--- MATERIAL TO PROCESS Enclosed Below ---
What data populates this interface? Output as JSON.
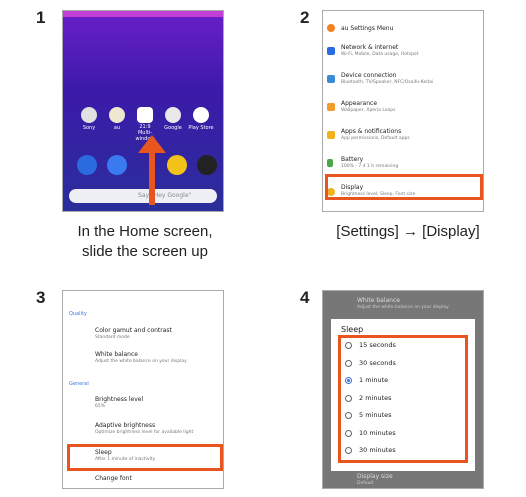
{
  "steps": {
    "s1": {
      "number": "1",
      "caption_line1": "In the Home screen,",
      "caption_line2": "slide the screen up"
    },
    "s2": {
      "number": "2",
      "caption": "[Settings] → [Display]"
    },
    "s3": {
      "number": "3"
    },
    "s4": {
      "number": "4"
    }
  },
  "home": {
    "apps": [
      "Sony",
      "au",
      "Multi-window",
      "Google",
      "Play Store"
    ],
    "multi_window_top": "21:9",
    "search_hint": "Say \"Hey Google\""
  },
  "settings": {
    "items": [
      {
        "title": "au Settings Menu",
        "sub": ""
      },
      {
        "title": "Network & internet",
        "sub": "Wi-Fi, Mobile, Data usage, Hotspot"
      },
      {
        "title": "Device connection",
        "sub": "Bluetooth, TV/Speaker, NFC/Osaifu-Keitai"
      },
      {
        "title": "Appearance",
        "sub": "Wallpaper, Xperia Loops"
      },
      {
        "title": "Apps & notifications",
        "sub": "App permissions, Default apps"
      },
      {
        "title": "Battery",
        "sub": "100% - 7 d 1 h remaining"
      },
      {
        "title": "Display",
        "sub": "Brightness level, Sleep, Font size"
      }
    ]
  },
  "display": {
    "section_quality": "Quality",
    "color_title": "Color gamut and contrast",
    "color_sub": "Standard mode",
    "wb_title": "White balance",
    "wb_sub": "Adjust the white balance on your display",
    "section_general": "General",
    "bright_title": "Brightness level",
    "bright_sub": "65%",
    "adaptive_title": "Adaptive brightness",
    "adaptive_sub": "Optimize brightness level for available light",
    "sleep_title": "Sleep",
    "sleep_sub": "After 1 minute of inactivity",
    "font_title": "Change font"
  },
  "sleep_dialog": {
    "bg_title": "White balance",
    "bg_sub": "Adjust the white balance on your display",
    "title": "Sleep",
    "options": [
      "15 seconds",
      "30 seconds",
      "1 minute",
      "2 minutes",
      "5 minutes",
      "10 minutes",
      "30 minutes"
    ],
    "selected": "1 minute",
    "bottom_title": "Display size",
    "bottom_sub": "Default"
  },
  "colors": {
    "accent": "#e8551f",
    "link": "#3a6fd8"
  }
}
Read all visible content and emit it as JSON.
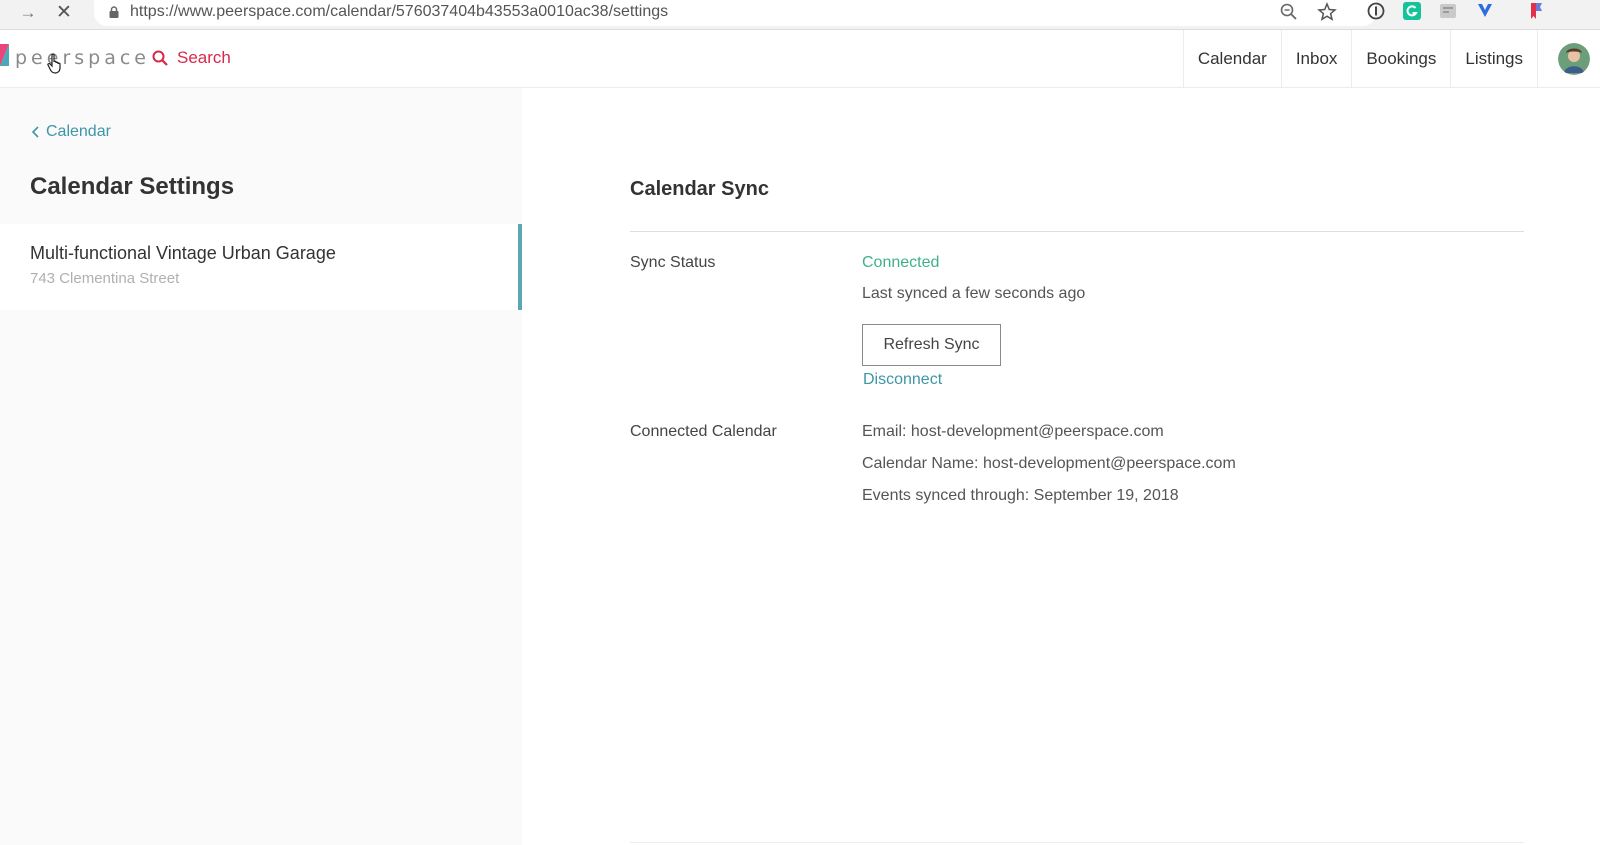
{
  "browser": {
    "url": "https://www.peerspace.com/calendar/576037404b43553a0010ac38/settings"
  },
  "header": {
    "logo_text": "peerspace",
    "search_label": "Search",
    "nav": [
      "Calendar",
      "Inbox",
      "Bookings",
      "Listings"
    ]
  },
  "sidebar": {
    "back_label": "Calendar",
    "title": "Calendar Settings",
    "listing": {
      "name": "Multi-functional Vintage Urban Garage",
      "address": "743 Clementina Street"
    }
  },
  "main": {
    "section_title": "Calendar Sync",
    "sync_status": {
      "label": "Sync Status",
      "status": "Connected",
      "last_synced": "Last synced a few seconds ago",
      "refresh_label": "Refresh Sync",
      "disconnect_label": "Disconnect"
    },
    "connected_calendar": {
      "label": "Connected Calendar",
      "email": "Email: host-development@peerspace.com",
      "calendar_name": "Calendar Name: host-development@peerspace.com",
      "events_synced": "Events synced through: September 19, 2018"
    }
  },
  "colors": {
    "accent_teal": "#3e96a6",
    "status_green": "#3fb08d",
    "search_red": "#d8274b",
    "active_border": "#5aa6b3"
  },
  "icons": [
    "forward-arrow-icon",
    "stop-icon",
    "lock-icon",
    "zoom-icon",
    "star-icon",
    "search-icon",
    "chevron-left-icon",
    "hand-cursor-icon"
  ]
}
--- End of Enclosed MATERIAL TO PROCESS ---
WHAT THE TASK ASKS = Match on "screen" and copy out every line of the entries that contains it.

RESULT =
      "caption_line1": "In the Home screen,",
      "caption_line2": "slide the screen up"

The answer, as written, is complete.